In the weeks leading up to their world heavyweight championship showdown, Bermane Stiverne and Chris Arreola showered each other with respect. As the fight drew closer, that all changed. Their last press conference was emotional. The admiration was gone.
On Saturday night, the heavy-handed Stiverne (24-1-1, 21 KOS) became the first Haitian boxer to capture a piece of the heavyweight crown by stopping Arreola in round six at the Galen Center in Los Angeles, California.
The bout was carried live on ESPN.
At the time of the stoppage, Arreola was ahead on two of the three judges scorecards. He had accomplished this by outworking Stiverne on the inside and using his jab. But Stiverne’s great equalizer, his power, was always a threat.

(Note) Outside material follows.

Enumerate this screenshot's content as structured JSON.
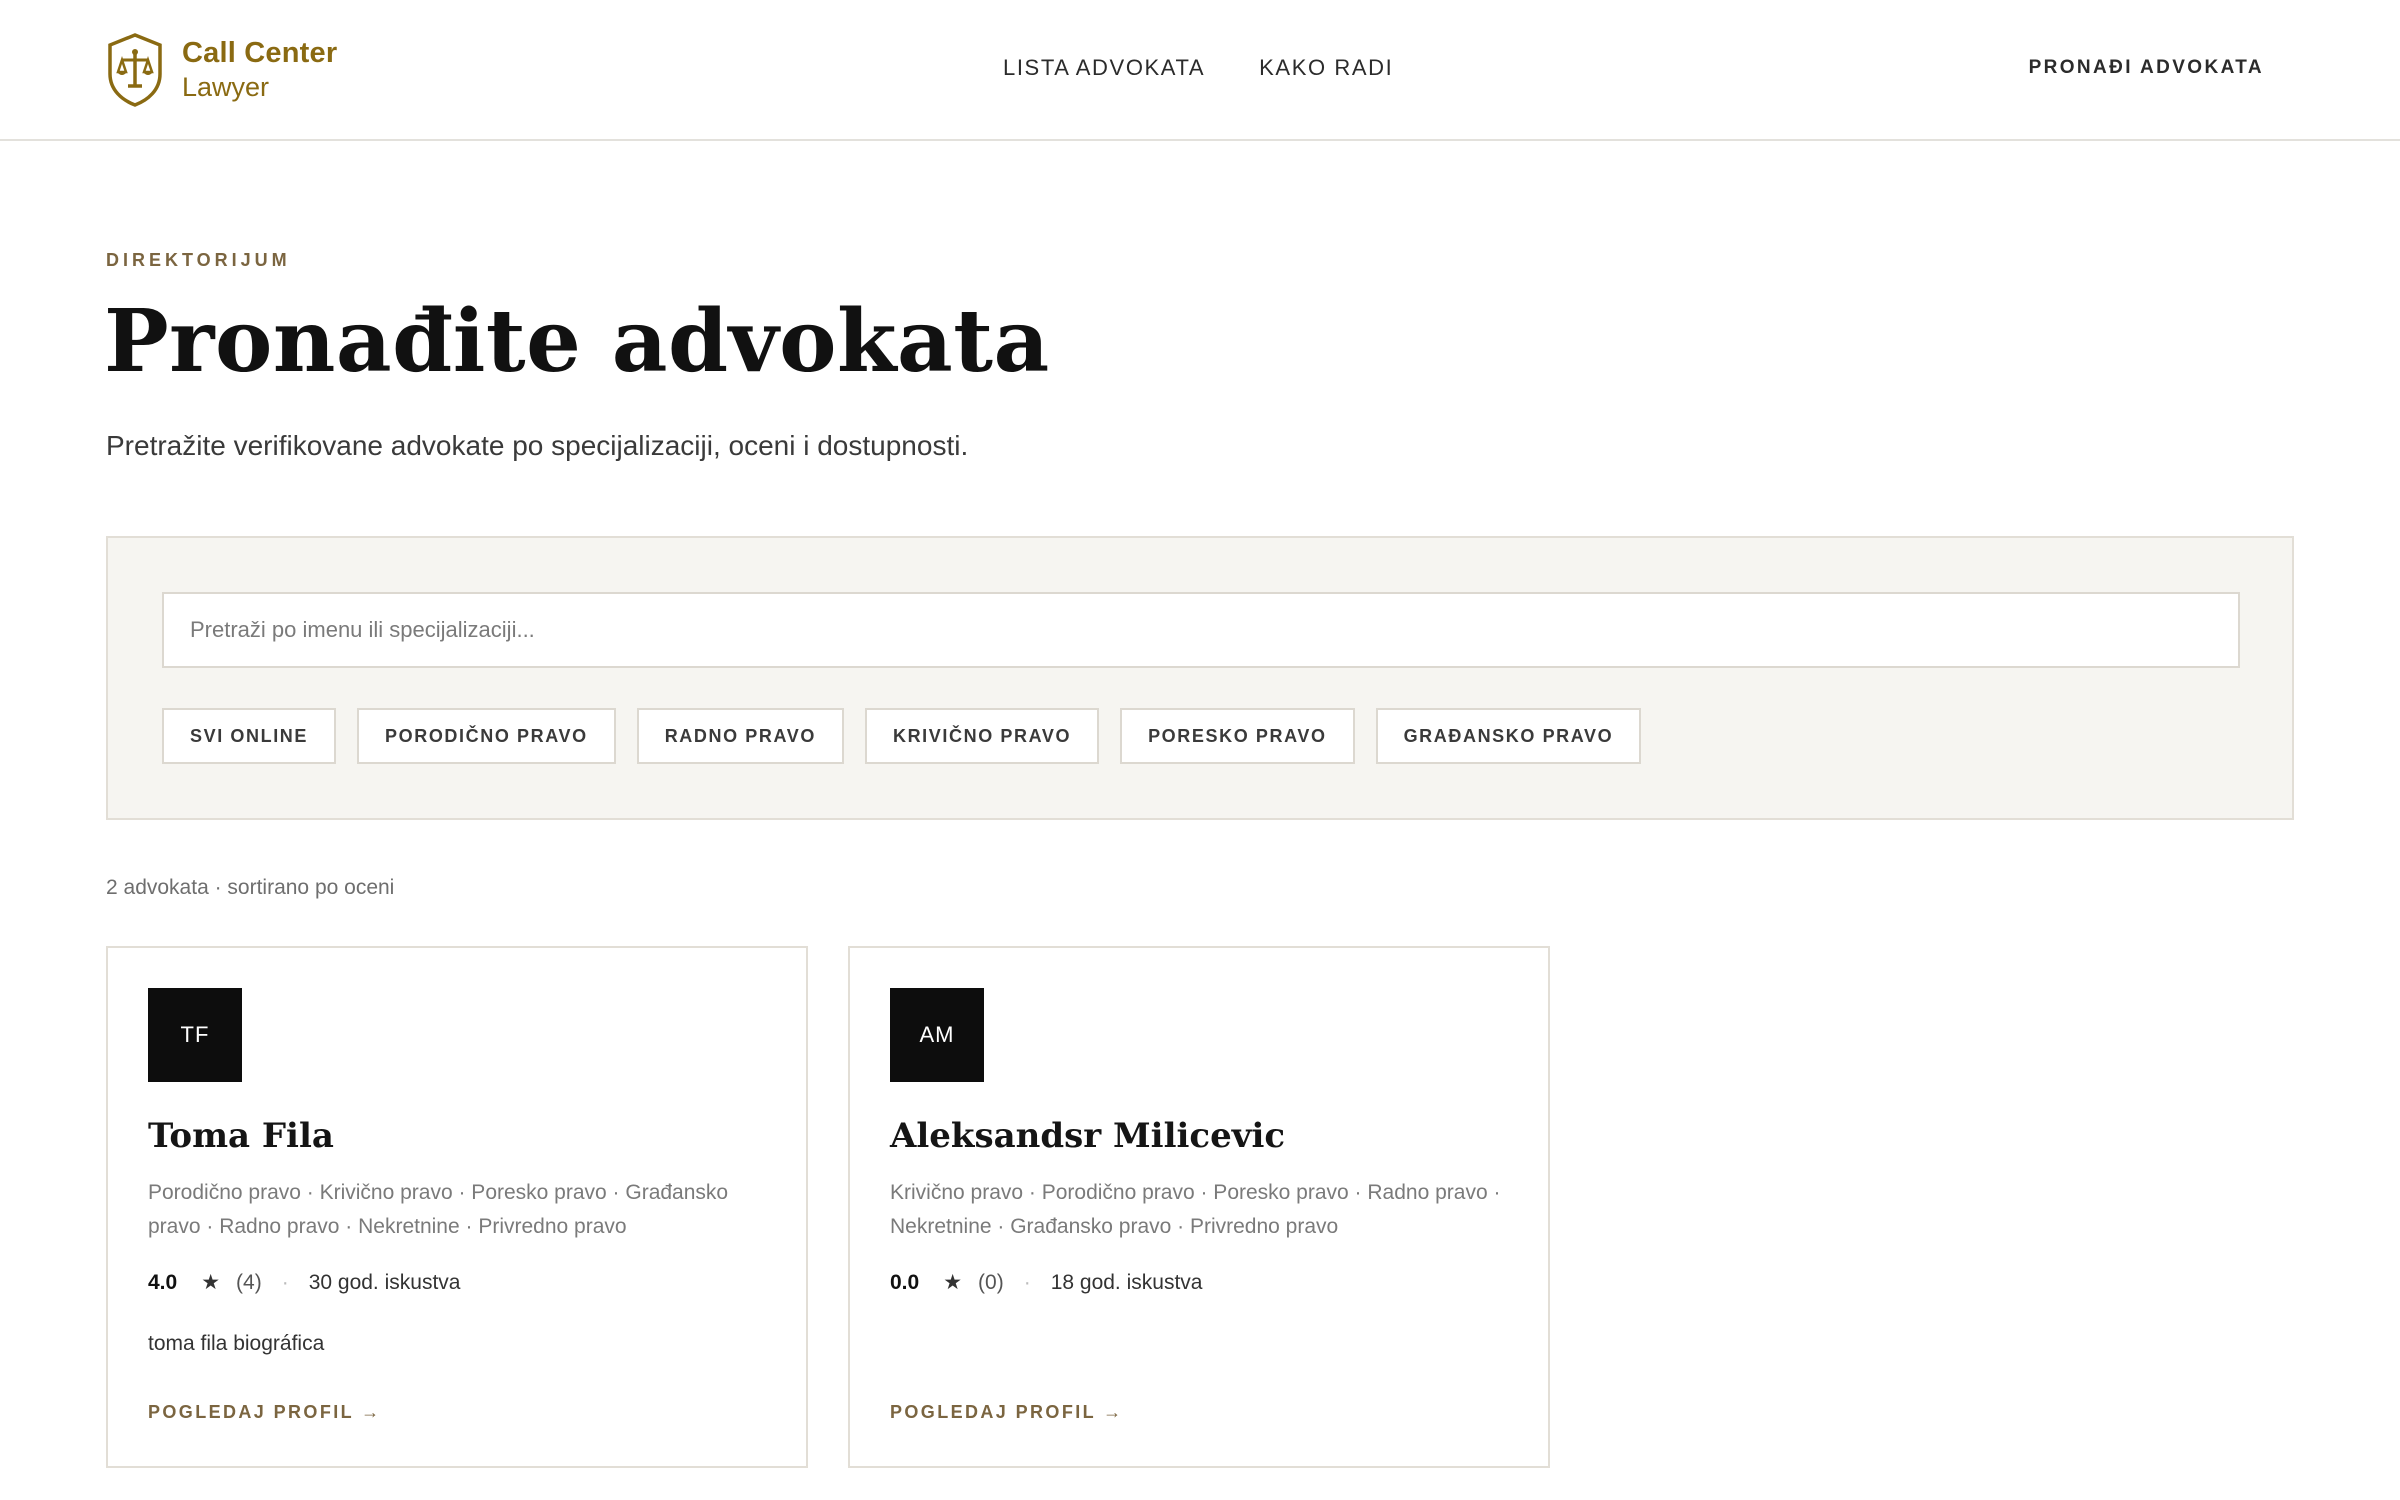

In the opening stanza, Arreola did well, but Stiverne wobbled him with a left hook at the bell. Arreola, from nearby Riverside, kept working in rounds two and three. His volume of punches had Stiverne covering up. Stiverne had success with counter hooks and crosses.
Arreola banged to the body in round four. Stiverne, who resides in Las Vegas, NV., continued to look for the home run punch. He did better in round five as Arreola appeared gassed. The tiny ring didn’t allow much room for movement, but Stiverne was no longer languishing on the ropes as much as he had in the early going.
In round six, the fight changed. Arreola marched after Stiverne as usual. He jabbed, but then made a tragic mistake. Instead of bringing his left hand back up to protect himself, it dangled near his hip. Stivern fired a sweeping right that caught Arreola on the temple.
Arreola lurched forward and went down. He beat the count, but still looked hurt. Stiverne landed a combination of punches that floored Arreola for a second time. The gutsy battler was up at six, but as Stiverne battered him some more, referee Jack Reiss waved off the contest.
The time was 2:02 of round six.
“I watched my opponent,” said Stiverne in the ring after the bout was over. “I was being patient. I knew I could knock him out. I’ve got the power. Praise the lord.”
“I’m devastated man,” said Arreola. “I was here to win. He has a tremendous right hand.”
In the aftermath, the fighters embraced.
The mutual respect had returned.